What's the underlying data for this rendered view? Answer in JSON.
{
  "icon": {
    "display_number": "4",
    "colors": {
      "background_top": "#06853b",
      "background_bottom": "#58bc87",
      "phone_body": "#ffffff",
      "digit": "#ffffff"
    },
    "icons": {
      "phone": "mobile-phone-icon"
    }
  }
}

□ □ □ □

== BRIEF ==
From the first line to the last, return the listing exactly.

== ANSWER SPACE ==
What's the underlying data for this rendered view? Answer in JSON.
{
  "icon": {
    "display_number": "4",
    "colors": {
      "background_top": "#06853b",
      "background_bottom": "#58bc87",
      "phone_body": "#ffffff",
      "digit": "#ffffff"
    },
    "icons": {
      "phone": "mobile-phone-icon"
    }
  }
}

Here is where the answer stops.